#### [Dataset entries]
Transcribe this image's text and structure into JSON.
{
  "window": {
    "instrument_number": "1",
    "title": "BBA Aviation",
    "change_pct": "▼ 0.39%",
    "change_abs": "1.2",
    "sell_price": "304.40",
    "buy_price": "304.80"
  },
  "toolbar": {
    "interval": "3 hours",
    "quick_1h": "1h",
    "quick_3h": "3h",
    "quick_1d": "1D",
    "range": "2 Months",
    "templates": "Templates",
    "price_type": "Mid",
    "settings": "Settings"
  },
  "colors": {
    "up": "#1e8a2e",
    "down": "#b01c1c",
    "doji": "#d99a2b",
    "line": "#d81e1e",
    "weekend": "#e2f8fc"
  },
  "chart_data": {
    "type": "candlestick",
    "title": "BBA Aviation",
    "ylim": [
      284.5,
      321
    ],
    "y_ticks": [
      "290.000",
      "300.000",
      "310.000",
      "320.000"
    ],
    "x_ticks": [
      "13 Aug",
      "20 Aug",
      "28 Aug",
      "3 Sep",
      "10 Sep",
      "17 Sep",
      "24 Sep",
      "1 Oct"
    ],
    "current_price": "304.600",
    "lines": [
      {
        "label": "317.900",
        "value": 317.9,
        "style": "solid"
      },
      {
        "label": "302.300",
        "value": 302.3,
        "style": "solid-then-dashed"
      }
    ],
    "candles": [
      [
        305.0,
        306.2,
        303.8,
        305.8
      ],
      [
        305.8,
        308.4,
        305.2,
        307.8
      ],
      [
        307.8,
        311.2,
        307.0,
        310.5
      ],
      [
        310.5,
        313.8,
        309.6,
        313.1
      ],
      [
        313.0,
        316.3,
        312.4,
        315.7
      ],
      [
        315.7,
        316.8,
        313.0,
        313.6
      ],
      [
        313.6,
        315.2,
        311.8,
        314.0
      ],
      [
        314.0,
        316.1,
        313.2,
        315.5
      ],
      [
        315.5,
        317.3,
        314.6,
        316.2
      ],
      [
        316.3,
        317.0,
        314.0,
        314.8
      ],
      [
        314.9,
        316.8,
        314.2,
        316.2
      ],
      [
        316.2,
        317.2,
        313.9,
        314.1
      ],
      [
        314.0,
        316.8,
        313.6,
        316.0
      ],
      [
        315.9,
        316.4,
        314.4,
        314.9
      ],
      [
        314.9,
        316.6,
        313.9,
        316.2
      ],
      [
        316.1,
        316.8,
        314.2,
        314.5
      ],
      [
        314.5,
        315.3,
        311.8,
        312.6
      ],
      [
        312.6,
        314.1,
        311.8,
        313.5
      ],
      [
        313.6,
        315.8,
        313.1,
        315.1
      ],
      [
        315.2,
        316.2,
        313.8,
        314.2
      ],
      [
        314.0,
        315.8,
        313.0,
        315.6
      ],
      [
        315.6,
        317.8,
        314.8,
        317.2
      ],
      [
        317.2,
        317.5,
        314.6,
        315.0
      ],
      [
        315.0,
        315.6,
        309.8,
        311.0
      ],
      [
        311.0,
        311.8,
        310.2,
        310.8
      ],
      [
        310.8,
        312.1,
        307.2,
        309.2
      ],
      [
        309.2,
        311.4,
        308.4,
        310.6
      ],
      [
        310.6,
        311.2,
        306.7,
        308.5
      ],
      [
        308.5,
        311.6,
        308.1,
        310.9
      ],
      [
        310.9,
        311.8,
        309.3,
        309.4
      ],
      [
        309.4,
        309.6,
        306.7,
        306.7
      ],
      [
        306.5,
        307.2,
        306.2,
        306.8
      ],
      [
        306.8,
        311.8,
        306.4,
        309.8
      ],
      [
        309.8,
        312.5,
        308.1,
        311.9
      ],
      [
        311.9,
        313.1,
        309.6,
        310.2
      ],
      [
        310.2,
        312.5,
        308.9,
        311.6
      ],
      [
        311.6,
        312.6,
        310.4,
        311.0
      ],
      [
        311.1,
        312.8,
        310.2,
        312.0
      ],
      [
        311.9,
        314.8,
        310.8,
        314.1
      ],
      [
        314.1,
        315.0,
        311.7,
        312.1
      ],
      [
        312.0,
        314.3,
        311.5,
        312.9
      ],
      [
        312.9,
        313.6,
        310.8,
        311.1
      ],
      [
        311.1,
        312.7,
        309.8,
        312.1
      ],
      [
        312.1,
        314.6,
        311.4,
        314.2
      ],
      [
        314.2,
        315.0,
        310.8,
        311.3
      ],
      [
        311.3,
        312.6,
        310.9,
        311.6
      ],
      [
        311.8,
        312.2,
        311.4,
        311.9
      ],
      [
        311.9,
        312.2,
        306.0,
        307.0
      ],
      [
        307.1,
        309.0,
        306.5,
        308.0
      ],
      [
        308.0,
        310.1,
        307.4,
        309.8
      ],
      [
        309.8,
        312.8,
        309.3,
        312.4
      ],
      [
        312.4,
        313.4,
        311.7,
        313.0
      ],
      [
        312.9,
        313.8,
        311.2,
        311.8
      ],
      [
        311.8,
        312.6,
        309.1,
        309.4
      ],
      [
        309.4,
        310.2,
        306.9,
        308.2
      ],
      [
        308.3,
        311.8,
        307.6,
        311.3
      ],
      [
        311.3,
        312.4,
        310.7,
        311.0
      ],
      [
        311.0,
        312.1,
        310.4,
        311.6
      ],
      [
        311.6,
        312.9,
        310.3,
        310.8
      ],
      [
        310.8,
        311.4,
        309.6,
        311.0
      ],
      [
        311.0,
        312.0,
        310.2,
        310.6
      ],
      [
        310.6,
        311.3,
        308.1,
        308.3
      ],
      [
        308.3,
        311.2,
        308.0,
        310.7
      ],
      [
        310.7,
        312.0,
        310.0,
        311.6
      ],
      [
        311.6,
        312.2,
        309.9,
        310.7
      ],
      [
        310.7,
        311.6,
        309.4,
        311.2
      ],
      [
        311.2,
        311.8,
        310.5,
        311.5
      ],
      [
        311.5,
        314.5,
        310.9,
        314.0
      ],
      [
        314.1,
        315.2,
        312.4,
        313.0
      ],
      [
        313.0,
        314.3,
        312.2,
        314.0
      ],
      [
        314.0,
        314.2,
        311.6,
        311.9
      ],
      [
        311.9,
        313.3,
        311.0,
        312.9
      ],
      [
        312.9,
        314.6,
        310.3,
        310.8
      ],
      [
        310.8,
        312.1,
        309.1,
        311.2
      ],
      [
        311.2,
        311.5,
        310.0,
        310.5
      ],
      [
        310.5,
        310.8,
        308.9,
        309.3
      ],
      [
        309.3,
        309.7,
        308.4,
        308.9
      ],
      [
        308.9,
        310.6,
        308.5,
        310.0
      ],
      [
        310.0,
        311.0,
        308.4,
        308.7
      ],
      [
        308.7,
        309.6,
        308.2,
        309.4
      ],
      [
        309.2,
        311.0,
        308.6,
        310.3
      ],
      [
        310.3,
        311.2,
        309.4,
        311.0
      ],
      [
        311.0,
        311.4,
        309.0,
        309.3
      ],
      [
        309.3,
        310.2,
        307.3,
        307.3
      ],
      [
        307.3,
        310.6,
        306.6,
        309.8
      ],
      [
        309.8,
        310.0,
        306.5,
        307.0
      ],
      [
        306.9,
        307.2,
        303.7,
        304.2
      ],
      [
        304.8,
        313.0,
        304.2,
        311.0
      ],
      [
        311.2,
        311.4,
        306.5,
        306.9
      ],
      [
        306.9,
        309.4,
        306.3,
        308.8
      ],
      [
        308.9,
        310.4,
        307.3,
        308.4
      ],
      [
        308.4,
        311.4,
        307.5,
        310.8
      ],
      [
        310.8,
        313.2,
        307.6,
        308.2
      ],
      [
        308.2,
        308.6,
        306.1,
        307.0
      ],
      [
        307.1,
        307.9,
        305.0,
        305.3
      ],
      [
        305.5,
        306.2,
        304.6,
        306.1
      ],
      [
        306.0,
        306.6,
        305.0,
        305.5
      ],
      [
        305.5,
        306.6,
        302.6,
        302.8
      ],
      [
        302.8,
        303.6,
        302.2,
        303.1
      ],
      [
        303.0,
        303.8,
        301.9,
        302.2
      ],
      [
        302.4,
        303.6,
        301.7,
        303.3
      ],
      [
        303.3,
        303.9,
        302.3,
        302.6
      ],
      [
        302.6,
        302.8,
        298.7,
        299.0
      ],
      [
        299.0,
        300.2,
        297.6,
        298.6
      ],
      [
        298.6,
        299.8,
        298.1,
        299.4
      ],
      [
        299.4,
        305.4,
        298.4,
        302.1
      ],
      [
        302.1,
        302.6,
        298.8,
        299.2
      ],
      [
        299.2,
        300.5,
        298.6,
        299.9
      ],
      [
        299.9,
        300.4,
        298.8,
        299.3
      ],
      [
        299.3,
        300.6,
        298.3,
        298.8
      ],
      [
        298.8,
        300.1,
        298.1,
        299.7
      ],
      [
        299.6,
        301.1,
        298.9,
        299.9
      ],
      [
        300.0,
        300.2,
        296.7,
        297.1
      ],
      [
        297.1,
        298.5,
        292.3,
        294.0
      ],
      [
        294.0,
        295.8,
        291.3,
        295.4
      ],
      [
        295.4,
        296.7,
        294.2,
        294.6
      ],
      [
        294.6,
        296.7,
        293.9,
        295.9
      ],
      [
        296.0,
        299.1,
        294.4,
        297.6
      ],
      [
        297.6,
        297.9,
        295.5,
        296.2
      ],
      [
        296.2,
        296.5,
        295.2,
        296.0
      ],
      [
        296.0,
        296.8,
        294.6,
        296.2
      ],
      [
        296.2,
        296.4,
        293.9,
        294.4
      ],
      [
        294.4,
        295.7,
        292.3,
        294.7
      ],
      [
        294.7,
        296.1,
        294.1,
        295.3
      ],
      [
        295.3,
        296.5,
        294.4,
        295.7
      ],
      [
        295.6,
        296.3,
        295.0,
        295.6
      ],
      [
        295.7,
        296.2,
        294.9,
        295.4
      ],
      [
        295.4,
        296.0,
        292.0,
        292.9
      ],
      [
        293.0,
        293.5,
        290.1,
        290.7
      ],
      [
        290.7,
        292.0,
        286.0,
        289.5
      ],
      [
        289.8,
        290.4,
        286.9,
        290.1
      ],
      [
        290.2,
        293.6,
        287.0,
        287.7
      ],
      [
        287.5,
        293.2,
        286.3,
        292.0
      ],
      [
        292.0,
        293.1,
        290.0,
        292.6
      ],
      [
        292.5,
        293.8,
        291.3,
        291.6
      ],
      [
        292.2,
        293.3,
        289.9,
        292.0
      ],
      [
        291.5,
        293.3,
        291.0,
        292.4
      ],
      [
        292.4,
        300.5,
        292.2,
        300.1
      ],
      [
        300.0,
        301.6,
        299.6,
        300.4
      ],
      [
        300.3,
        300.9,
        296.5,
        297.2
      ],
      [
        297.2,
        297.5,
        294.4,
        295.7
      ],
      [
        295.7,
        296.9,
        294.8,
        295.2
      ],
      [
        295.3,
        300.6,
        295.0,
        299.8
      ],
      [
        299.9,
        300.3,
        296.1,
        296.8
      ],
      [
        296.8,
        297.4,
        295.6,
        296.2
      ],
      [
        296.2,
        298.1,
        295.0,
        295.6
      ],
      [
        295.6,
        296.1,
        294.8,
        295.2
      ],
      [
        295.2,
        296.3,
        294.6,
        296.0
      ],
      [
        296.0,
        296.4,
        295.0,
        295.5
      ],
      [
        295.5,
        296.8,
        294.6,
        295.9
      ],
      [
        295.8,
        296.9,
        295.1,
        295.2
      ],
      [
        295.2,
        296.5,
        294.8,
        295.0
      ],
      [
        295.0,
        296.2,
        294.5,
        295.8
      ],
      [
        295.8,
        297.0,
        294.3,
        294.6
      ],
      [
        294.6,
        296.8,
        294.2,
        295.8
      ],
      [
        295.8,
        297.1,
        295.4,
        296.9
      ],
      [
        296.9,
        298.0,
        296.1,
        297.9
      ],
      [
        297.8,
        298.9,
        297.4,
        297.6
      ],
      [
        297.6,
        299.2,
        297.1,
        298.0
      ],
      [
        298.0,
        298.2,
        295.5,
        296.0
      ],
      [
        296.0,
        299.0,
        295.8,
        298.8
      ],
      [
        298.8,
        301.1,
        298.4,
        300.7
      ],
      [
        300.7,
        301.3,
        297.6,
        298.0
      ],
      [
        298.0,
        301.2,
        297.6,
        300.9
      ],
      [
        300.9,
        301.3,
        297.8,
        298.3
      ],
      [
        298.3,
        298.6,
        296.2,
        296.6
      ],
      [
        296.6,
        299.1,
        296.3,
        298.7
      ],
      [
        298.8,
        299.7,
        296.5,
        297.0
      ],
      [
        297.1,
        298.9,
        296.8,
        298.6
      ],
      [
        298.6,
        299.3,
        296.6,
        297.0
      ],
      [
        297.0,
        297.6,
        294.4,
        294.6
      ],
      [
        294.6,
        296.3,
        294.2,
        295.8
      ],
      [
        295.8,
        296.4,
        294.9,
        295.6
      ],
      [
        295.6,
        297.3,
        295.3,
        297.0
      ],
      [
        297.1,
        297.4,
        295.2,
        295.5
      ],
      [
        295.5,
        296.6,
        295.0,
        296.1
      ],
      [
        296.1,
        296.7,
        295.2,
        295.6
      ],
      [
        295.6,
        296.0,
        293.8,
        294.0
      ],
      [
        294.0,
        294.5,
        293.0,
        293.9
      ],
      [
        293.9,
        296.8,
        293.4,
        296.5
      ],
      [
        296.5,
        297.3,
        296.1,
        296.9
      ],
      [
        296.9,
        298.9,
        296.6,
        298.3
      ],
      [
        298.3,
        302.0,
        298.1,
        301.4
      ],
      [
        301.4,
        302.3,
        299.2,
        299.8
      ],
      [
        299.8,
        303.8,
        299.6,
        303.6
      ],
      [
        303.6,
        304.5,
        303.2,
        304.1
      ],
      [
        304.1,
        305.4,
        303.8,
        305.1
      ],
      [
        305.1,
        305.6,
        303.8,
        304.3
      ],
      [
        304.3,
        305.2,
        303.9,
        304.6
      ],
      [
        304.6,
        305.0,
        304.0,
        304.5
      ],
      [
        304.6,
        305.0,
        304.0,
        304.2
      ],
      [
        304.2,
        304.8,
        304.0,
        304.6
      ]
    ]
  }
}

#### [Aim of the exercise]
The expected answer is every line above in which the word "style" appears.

#### [Result of the task]
        "style": "solid"
        "style": "solid-then-dashed"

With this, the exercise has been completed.